Sandhill Cranes are large, tall, gray birds with broad wings and long legs. The bulky body tapers into a very long but slender neck. The head is relatively small and the straight bill is longer than its head. The neck and legs are fully extended during flight. The crown is red in the adult and rusty brown in juvenile birds.
They are best known for their exuberant courtship dance where they leap in the air with wings spread while calling out. Their spring gathering of over a quarter of a million birds on the Platte River in Nebraska is one of the greatest wildlife spectacles on the continental United States. It is common in Denver to hear their loud and rolling calls, which direct our gaze up to witness flocks of flying cranes during Spring and Fall migrations.
Eastern & Western Kingbirds

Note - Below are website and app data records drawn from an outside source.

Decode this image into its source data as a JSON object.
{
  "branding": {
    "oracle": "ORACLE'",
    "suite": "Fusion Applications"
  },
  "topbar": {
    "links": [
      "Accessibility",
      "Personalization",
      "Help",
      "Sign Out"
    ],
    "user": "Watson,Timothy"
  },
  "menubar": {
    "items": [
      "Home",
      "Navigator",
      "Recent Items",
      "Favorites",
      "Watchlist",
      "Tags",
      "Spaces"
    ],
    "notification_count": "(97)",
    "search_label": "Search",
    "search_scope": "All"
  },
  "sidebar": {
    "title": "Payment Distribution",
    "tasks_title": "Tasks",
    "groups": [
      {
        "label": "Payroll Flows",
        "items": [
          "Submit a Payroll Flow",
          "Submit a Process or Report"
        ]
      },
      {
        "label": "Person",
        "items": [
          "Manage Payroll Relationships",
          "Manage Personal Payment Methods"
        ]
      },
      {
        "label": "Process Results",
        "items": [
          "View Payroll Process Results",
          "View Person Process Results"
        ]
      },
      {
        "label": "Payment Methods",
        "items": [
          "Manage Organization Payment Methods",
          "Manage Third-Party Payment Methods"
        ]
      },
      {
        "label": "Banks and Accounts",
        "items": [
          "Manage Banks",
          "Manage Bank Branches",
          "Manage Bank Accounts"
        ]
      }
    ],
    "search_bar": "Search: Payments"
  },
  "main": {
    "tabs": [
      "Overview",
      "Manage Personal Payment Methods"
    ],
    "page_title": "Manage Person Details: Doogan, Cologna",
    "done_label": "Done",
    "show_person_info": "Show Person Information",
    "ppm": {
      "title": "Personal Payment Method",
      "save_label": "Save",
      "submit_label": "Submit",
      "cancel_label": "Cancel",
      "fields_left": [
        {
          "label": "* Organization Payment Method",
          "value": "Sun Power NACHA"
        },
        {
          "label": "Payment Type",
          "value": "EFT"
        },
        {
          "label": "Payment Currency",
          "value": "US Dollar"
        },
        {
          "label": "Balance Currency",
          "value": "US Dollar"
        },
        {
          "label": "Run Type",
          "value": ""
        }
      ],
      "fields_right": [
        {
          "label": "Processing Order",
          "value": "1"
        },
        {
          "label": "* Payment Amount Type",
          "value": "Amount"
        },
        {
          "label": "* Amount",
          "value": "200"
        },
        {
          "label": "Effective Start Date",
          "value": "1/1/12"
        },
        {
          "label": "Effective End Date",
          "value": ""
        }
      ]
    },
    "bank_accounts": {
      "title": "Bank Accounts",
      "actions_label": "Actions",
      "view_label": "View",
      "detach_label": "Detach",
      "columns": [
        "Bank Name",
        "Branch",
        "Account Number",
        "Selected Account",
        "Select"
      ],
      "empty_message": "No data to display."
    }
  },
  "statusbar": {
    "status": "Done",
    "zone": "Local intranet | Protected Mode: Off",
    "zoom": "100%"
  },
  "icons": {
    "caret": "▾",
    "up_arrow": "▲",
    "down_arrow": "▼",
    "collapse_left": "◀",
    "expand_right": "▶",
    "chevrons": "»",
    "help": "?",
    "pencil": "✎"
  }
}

Both Western and Eastern Kingbirds are warm weather visitors in the United States. We see both in the summer months in Denver where they also breed. They are insectivores belonging to a large group of birds called flycatchers. Both like to forage by watching from a perch and then flying out to snap up insects in mid-air. They also hover and then drop to the ground to catch the insects or feed on berries. The Eastern Kingbirds winter in South American forests and their diet changes to fruits and berries predominately, while the Western Kingbirds migrate south into Mexico and Central America, including Southern Florida.